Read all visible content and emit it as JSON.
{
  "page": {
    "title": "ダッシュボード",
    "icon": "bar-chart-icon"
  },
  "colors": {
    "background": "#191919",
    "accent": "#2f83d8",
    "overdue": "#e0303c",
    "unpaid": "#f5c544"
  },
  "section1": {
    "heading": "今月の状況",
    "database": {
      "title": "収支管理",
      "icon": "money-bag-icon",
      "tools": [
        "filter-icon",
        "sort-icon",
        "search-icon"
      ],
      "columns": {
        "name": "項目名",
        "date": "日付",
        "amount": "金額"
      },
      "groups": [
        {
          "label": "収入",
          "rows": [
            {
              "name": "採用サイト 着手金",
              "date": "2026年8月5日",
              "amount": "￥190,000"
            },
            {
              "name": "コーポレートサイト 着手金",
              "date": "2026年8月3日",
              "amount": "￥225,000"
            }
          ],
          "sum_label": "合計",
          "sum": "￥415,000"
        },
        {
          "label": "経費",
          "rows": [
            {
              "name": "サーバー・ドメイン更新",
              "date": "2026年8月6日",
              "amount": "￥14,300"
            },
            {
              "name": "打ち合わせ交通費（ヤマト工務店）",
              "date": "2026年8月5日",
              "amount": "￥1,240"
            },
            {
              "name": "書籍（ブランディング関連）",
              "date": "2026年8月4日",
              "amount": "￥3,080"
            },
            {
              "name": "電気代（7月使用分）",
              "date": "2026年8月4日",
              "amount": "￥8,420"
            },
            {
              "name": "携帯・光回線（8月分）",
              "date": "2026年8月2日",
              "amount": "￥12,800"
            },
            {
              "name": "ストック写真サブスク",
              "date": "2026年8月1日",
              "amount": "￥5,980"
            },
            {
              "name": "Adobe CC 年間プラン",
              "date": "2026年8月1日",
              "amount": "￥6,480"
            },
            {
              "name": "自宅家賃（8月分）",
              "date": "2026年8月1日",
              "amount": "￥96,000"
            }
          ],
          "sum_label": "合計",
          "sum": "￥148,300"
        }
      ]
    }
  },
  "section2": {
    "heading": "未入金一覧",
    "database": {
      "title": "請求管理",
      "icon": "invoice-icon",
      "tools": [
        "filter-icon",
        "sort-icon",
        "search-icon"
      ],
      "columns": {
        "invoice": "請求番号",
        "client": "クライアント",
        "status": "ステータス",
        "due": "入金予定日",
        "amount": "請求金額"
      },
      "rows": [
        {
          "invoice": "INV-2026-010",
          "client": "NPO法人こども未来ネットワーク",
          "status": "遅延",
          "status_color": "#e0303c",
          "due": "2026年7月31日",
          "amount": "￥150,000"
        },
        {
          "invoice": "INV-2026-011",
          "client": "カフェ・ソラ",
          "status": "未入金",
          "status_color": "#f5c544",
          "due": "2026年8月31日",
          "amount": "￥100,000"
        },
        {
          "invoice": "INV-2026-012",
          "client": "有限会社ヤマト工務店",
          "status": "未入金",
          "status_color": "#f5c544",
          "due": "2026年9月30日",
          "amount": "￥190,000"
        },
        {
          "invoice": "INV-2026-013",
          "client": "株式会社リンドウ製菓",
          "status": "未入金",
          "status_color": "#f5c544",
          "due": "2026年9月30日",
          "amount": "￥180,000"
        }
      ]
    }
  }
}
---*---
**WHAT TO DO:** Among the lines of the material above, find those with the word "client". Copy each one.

**OUTPUT:**
        "client": "クライアント",
          "client": "NPO法人こども未来ネットワーク",
          "client": "カフェ・ソラ",
          "client": "有限会社ヤマト工務店",
          "client": "株式会社リンドウ製菓",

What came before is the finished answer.